(Interface dataset entries)
════════════════════

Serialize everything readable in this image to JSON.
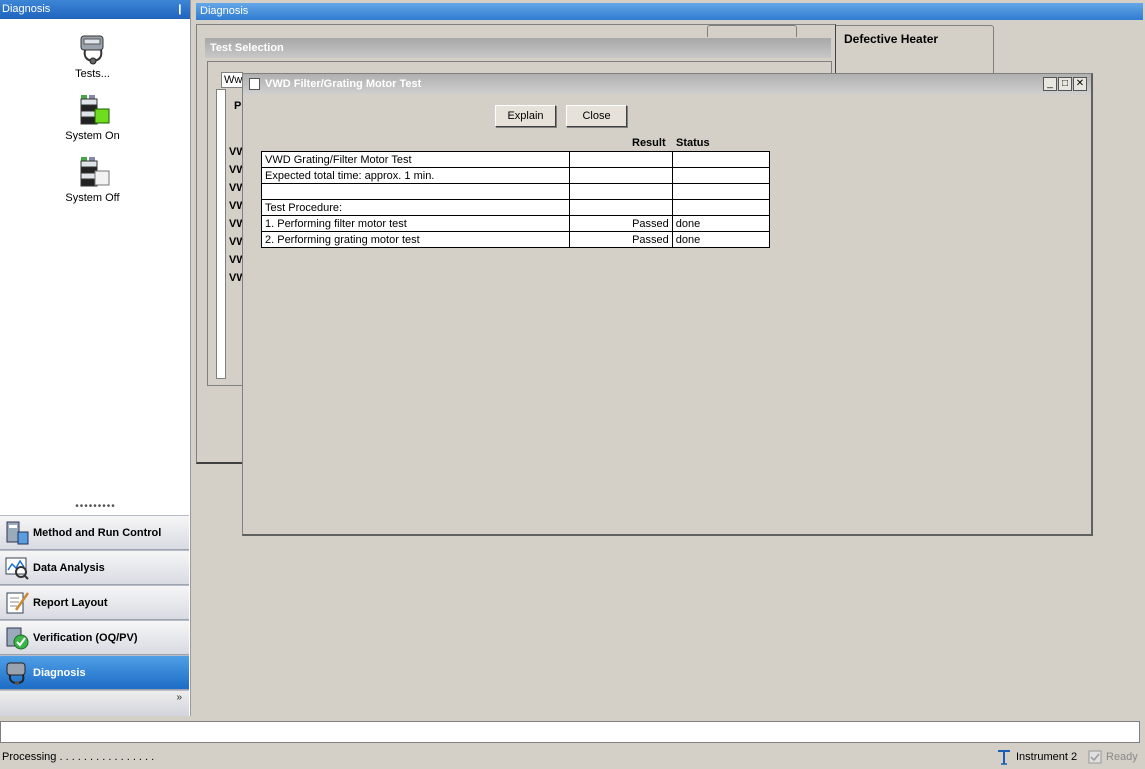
{
  "left_panel": {
    "header": "Diagnosis",
    "pin_icon": "❙",
    "tools": [
      {
        "label": "Tests...",
        "icon": "stethoscope-icon"
      },
      {
        "label": "System On",
        "icon": "instrument-stack-on-icon"
      },
      {
        "label": "System Off",
        "icon": "instrument-stack-off-icon"
      }
    ],
    "splitter": "•••••••••",
    "nav": [
      {
        "label": "Method and Run Control",
        "active": false
      },
      {
        "label": "Data Analysis",
        "active": false
      },
      {
        "label": "Report Layout",
        "active": false
      },
      {
        "label": "Verification (OQ/PV)",
        "active": false
      },
      {
        "label": "Diagnosis",
        "active": true
      }
    ],
    "more_chevron": "»"
  },
  "right_header": "Diagnosis",
  "background": {
    "window_title": "Test Selection",
    "tab_label": "Defective Heater",
    "partial_text": "Ww",
    "partial_p": "P",
    "row_stub": "VW"
  },
  "dialog": {
    "title": "VWD Filter/Grating Motor Test",
    "controls": {
      "minimize": "_",
      "maximize": "□",
      "close": "✕"
    },
    "explain_label": "Explain",
    "close_label": "Close",
    "col_result": "Result",
    "col_status": "Status",
    "rows": [
      {
        "step": "VWD Grating/Filter Motor Test",
        "result": "",
        "status": ""
      },
      {
        "step": "Expected total time: approx. 1 min.",
        "result": "",
        "status": ""
      },
      {
        "step": "",
        "result": "",
        "status": ""
      },
      {
        "step": "Test Procedure:",
        "result": "",
        "status": ""
      },
      {
        "step": "1. Performing filter motor test",
        "result": "Passed",
        "status": "done"
      },
      {
        "step": "2. Performing grating motor test",
        "result": "Passed",
        "status": "done"
      }
    ]
  },
  "status_bar": {
    "left": "Processing . . . . . . . . . . . . . . . .",
    "instrument": "Instrument 2",
    "ready": "Ready"
  }
}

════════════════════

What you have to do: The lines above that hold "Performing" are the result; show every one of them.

Response below:
        "step": "1. Performing filter motor test",
        "step": "2. Performing grating motor test",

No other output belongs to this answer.